Russian plans to bypass the Bosphorus with oil pipelines to the Mediterranean ought to have become clearer last week, following President Vladimir Putin's visit to Ankara on the Monday, and his meeting with Greek Prime Minister Costas Karamanlis the following Thursday. But the week has ended in a fog of confusion and uncertainty.
Official communiques confirm that pipelines were on the agenda for talks in Turkey, at least between the Turkish and Russian oil ministers. A similar, if vague statement, appeared after Caramanlis visited the Kremlin. However, Transneft, the state pipeline agency, told The Russia Journal that in Ankara "there were no negotiations on the Bosphorus."

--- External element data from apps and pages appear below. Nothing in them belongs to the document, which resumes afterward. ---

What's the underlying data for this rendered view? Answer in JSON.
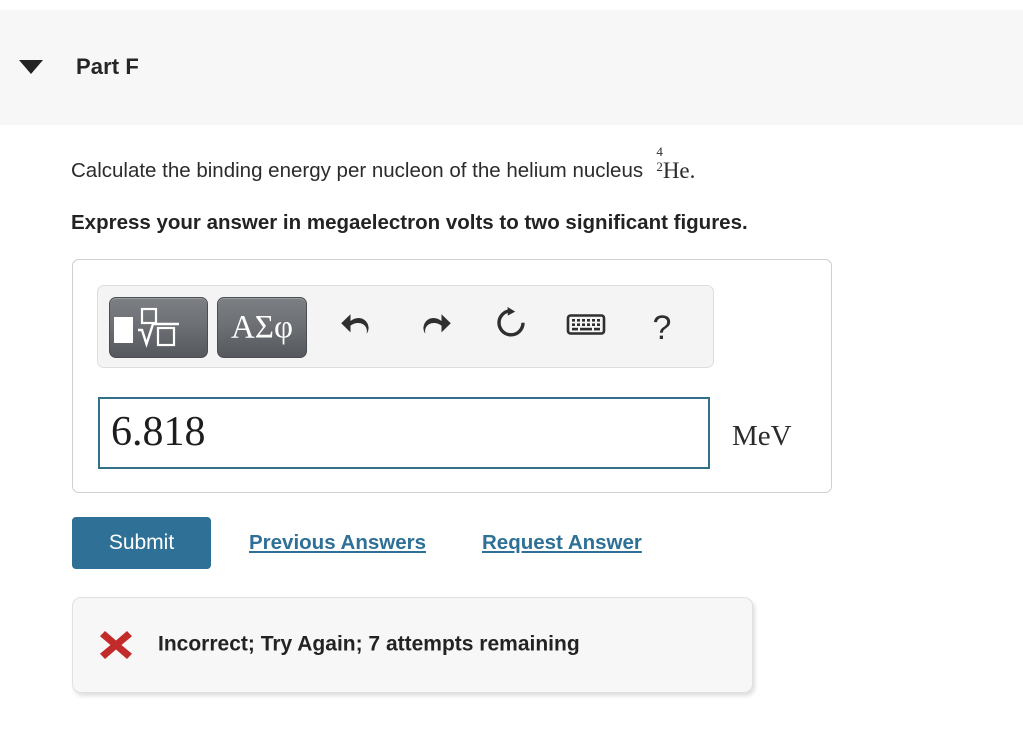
{
  "header": {
    "title": "Part F",
    "collapse_icon": "caret-down-icon",
    "background": "#f7f7f7"
  },
  "question": {
    "text_before": "Calculate the binding energy per nucleon of the helium nucleus",
    "isotope": {
      "mass_number": "4",
      "atomic_number": "2",
      "symbol": "He"
    },
    "text_after": ".",
    "instruction": "Express your answer in megaelectron volts to two significant figures."
  },
  "answer": {
    "toolbar": {
      "template_button": {
        "name": "math-template-button",
        "icon": "square-root-template-icon"
      },
      "greek_button": {
        "name": "greek-symbols-button",
        "label": "ΑΣφ"
      },
      "undo_button": "undo-icon",
      "redo_button": "redo-icon",
      "reset_button": "reset-icon",
      "keyboard_button": "keyboard-icon",
      "help_button": "?"
    },
    "input_value": "6.818",
    "input_placeholder": "",
    "unit": "MeV",
    "border_color": "#33708a"
  },
  "actions": {
    "submit_label": "Submit",
    "submit_color": "#2e7096",
    "previous_answers_label": "Previous Answers",
    "request_answer_label": "Request Answer",
    "link_color": "#2e7096"
  },
  "feedback": {
    "status_icon": "red-x-icon",
    "status_color": "#c32a2a",
    "message": "Incorrect; Try Again; 7 attempts remaining",
    "attempts_remaining": "7"
  }
}
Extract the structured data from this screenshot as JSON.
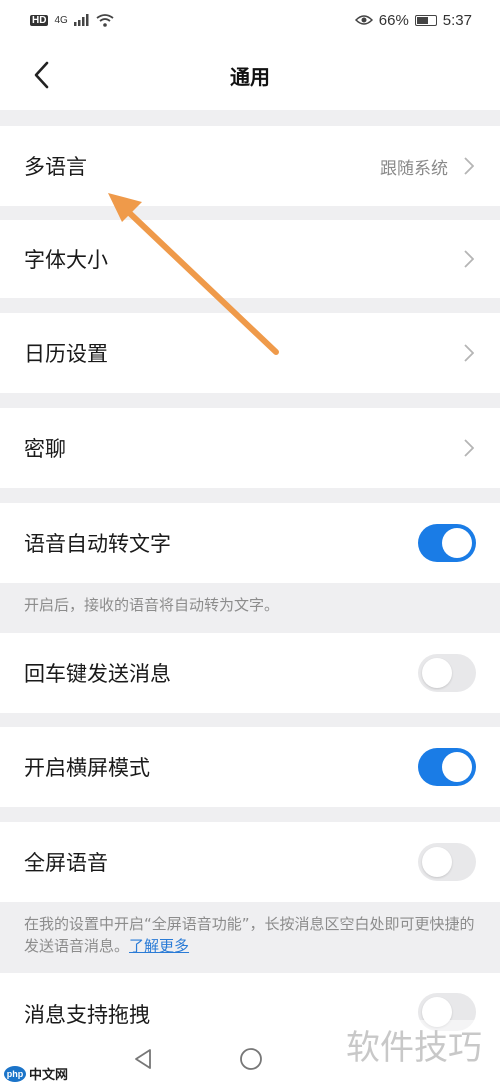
{
  "status_bar": {
    "network": "HD",
    "signal": "4G",
    "battery_percent": "66%",
    "battery_level": 0.66,
    "time": "5:37"
  },
  "header": {
    "title": "通用"
  },
  "settings": {
    "language": {
      "label": "多语言",
      "value": "跟随系统"
    },
    "font_size": {
      "label": "字体大小"
    },
    "calendar": {
      "label": "日历设置"
    },
    "private_chat": {
      "label": "密聊"
    },
    "voice_to_text": {
      "label": "语音自动转文字",
      "enabled": true,
      "description": "开启后，接收的语音将自动转为文字。"
    },
    "enter_send": {
      "label": "回车键发送消息",
      "enabled": false
    },
    "landscape": {
      "label": "开启横屏模式",
      "enabled": true
    },
    "fullscreen_voice": {
      "label": "全屏语音",
      "enabled": false,
      "description": "在我的设置中开启“全屏语音功能”，长按消息区空白处即可更快捷的发送语音消息。",
      "link": "了解更多"
    },
    "drag_support": {
      "label": "消息支持拖拽",
      "enabled": false
    }
  },
  "watermark": {
    "left_badge": "php",
    "left_text": "中文网",
    "right_text": "软件技巧"
  },
  "colors": {
    "accent": "#1a7ce6",
    "annotation_arrow": "#ef9a4a",
    "background": "#efeff1"
  }
}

Although Semyon Vainshtok, Transneft's chief executive, was with Putin in Ankara, his spokesman Sergei Grigoriev said: "Vainshtok was in Turkey with Putin as a representative of business circles."
Early this year, Vainshtok proposed a Bosphorus bypass pipeline, to run from Kiyikoy to Ibrikhaba, bypassing the Bosphorus, and also challenging the US-backed pipeline route carrying Caspian Sea oil to Ceyhan, on the Mediterranean. The Transneft pipeline proposal carries an estimated price tag of $900 million.
In November, Vainshtok came out against the decade-old plan to pipe Russian crude to the Aegean port of Alexandropoulos, from the Bulgarian terminal of Burgas, supplied by a tanker shuttle across the Black Sea. Vainshtok claimed the 320-km project, costing about $670 million, is not economically viable.
An industry source told The Russia Journal that there were no decisions in Transneft's favour in Ankara, and no decisions against the Greek-Bulgarian plan in Moscow.